What needs to be done :: From the first line to the last, reproduce the records below exactly, omitting any picture.
··· Data excerpts
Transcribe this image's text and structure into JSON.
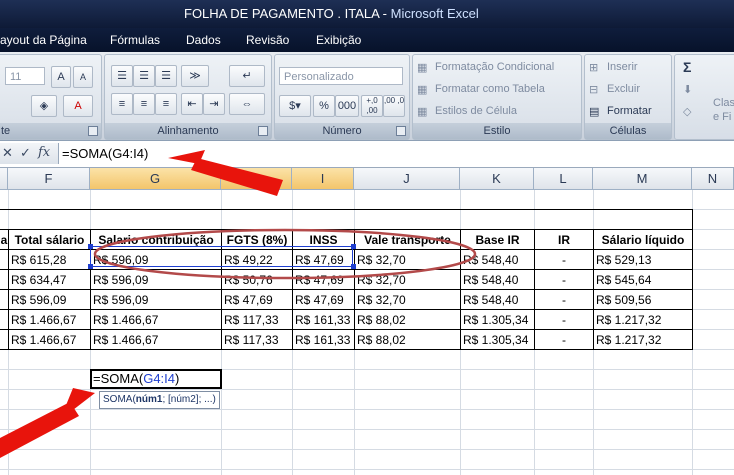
{
  "window": {
    "title": "FOLHA DE PAGAMENTO  . ITALA - ",
    "app": "Microsoft Excel"
  },
  "menu": [
    "ayout da Página",
    "Fórmulas",
    "Dados",
    "Revisão",
    "Exibição"
  ],
  "ribbon": {
    "font_group": {
      "label": "te",
      "size": "11",
      "grow": "A",
      "shrink": "A",
      "color_a": "A"
    },
    "alignment_group": {
      "label": "Alinhamento"
    },
    "number_group": {
      "label": "Número",
      "format": "Personalizado",
      "dec_inc": "+,0 ,00",
      "dec_dec": ",00 ,0"
    },
    "styles_group": {
      "label": "Estilo",
      "conditional": "Formatação Condicional",
      "table": "Formatar como Tabela",
      "cell_styles": "Estilos de Célula"
    },
    "cells_group": {
      "label": "Células",
      "insert": "Inserir",
      "delete": "Excluir",
      "format": "Formatar"
    },
    "editing_group": {
      "sigma": "Σ",
      "class": "Clas",
      "e_fi": "e Fi"
    }
  },
  "formula_bar": {
    "cancel": "✕",
    "enter": "✓",
    "fx": "fx",
    "formula": "=SOMA(G4:I4)"
  },
  "columns": [
    "F",
    "G",
    "H",
    "I",
    "J",
    "K",
    "L",
    "M",
    "N"
  ],
  "table": {
    "headers": [
      "a",
      "Total sálario",
      "Salario contribuição",
      "FGTS (8%)",
      "INSS",
      "Vale transporte",
      "Base IR",
      "IR",
      "Sálario líquido"
    ],
    "rows": [
      [
        "R$ 615,28",
        "R$ 596,09",
        "R$ 49,22",
        "R$ 47,69",
        "R$ 32,70",
        "R$ 548,40",
        "-",
        "R$ 529,13"
      ],
      [
        "R$ 634,47",
        "R$ 596,09",
        "R$ 50,76",
        "R$ 47,69",
        "R$ 32,70",
        "R$ 548,40",
        "-",
        "R$ 545,64"
      ],
      [
        "R$ 596,09",
        "R$ 596,09",
        "R$ 47,69",
        "R$ 47,69",
        "R$ 32,70",
        "R$ 548,40",
        "-",
        "R$ 509,56"
      ],
      [
        "R$ 1.466,67",
        "R$ 1.466,67",
        "R$ 117,33",
        "R$ 161,33",
        "R$ 88,02",
        "R$ 1.305,34",
        "-",
        "R$ 1.217,32"
      ],
      [
        "R$ 1.466,67",
        "R$ 1.466,67",
        "R$ 117,33",
        "R$ 161,33",
        "R$ 88,02",
        "R$ 1.305,34",
        "-",
        "R$ 1.217,32"
      ]
    ]
  },
  "edit_cell": {
    "prefix": "=SOMA(",
    "ref": "G4:I4",
    "suffix": ")"
  },
  "tooltip": {
    "fn": "SOMA(",
    "arg1": "núm1",
    "rest": "; [núm2]; ...)"
  },
  "colors": {
    "accent_red": "#e8140c",
    "ellipse": "#b34a4a",
    "ref_blue": "#1f3fcf"
  }
}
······
Answer box ::
Transcribe this image's text and structure into JSON.
{
  "window": {
    "title": "FOLHA DE PAGAMENTO  . ITALA - ",
    "app": "Microsoft Excel"
  },
  "menu": [
    "ayout da Página",
    "Fórmulas",
    "Dados",
    "Revisão",
    "Exibição"
  ],
  "ribbon": {
    "font_group": {
      "label": "te",
      "size": "11",
      "grow": "A",
      "shrink": "A",
      "color_a": "A"
    },
    "alignment_group": {
      "label": "Alinhamento"
    },
    "number_group": {
      "label": "Número",
      "format": "Personalizado",
      "dec_inc": "+,0 ,00",
      "dec_dec": ",00 ,0"
    },
    "styles_group": {
      "label": "Estilo",
      "conditional": "Formatação Condicional",
      "table": "Formatar como Tabela",
      "cell_styles": "Estilos de Célula"
    },
    "cells_group": {
      "label": "Células",
      "insert": "Inserir",
      "delete": "Excluir",
      "format": "Formatar"
    },
    "editing_group": {
      "sigma": "Σ",
      "class": "Clas",
      "e_fi": "e Fi"
    }
  },
  "formula_bar": {
    "cancel": "✕",
    "enter": "✓",
    "fx": "fx",
    "formula": "=SOMA(G4:I4)"
  },
  "columns": [
    "F",
    "G",
    "H",
    "I",
    "J",
    "K",
    "L",
    "M",
    "N"
  ],
  "table": {
    "headers": [
      "a",
      "Total sálario",
      "Salario contribuição",
      "FGTS (8%)",
      "INSS",
      "Vale transporte",
      "Base IR",
      "IR",
      "Sálario líquido"
    ],
    "rows": [
      [
        "R$ 615,28",
        "R$ 596,09",
        "R$ 49,22",
        "R$ 47,69",
        "R$ 32,70",
        "R$ 548,40",
        "-",
        "R$ 529,13"
      ],
      [
        "R$ 634,47",
        "R$ 596,09",
        "R$ 50,76",
        "R$ 47,69",
        "R$ 32,70",
        "R$ 548,40",
        "-",
        "R$ 545,64"
      ],
      [
        "R$ 596,09",
        "R$ 596,09",
        "R$ 47,69",
        "R$ 47,69",
        "R$ 32,70",
        "R$ 548,40",
        "-",
        "R$ 509,56"
      ],
      [
        "R$ 1.466,67",
        "R$ 1.466,67",
        "R$ 117,33",
        "R$ 161,33",
        "R$ 88,02",
        "R$ 1.305,34",
        "-",
        "R$ 1.217,32"
      ],
      [
        "R$ 1.466,67",
        "R$ 1.466,67",
        "R$ 117,33",
        "R$ 161,33",
        "R$ 88,02",
        "R$ 1.305,34",
        "-",
        "R$ 1.217,32"
      ]
    ]
  },
  "edit_cell": {
    "prefix": "=SOMA(",
    "ref": "G4:I4",
    "suffix": ")"
  },
  "tooltip": {
    "fn": "SOMA(",
    "arg1": "núm1",
    "rest": "; [núm2]; ...)"
  },
  "colors": {
    "accent_red": "#e8140c",
    "ellipse": "#b34a4a",
    "ref_blue": "#1f3fcf"
  }
}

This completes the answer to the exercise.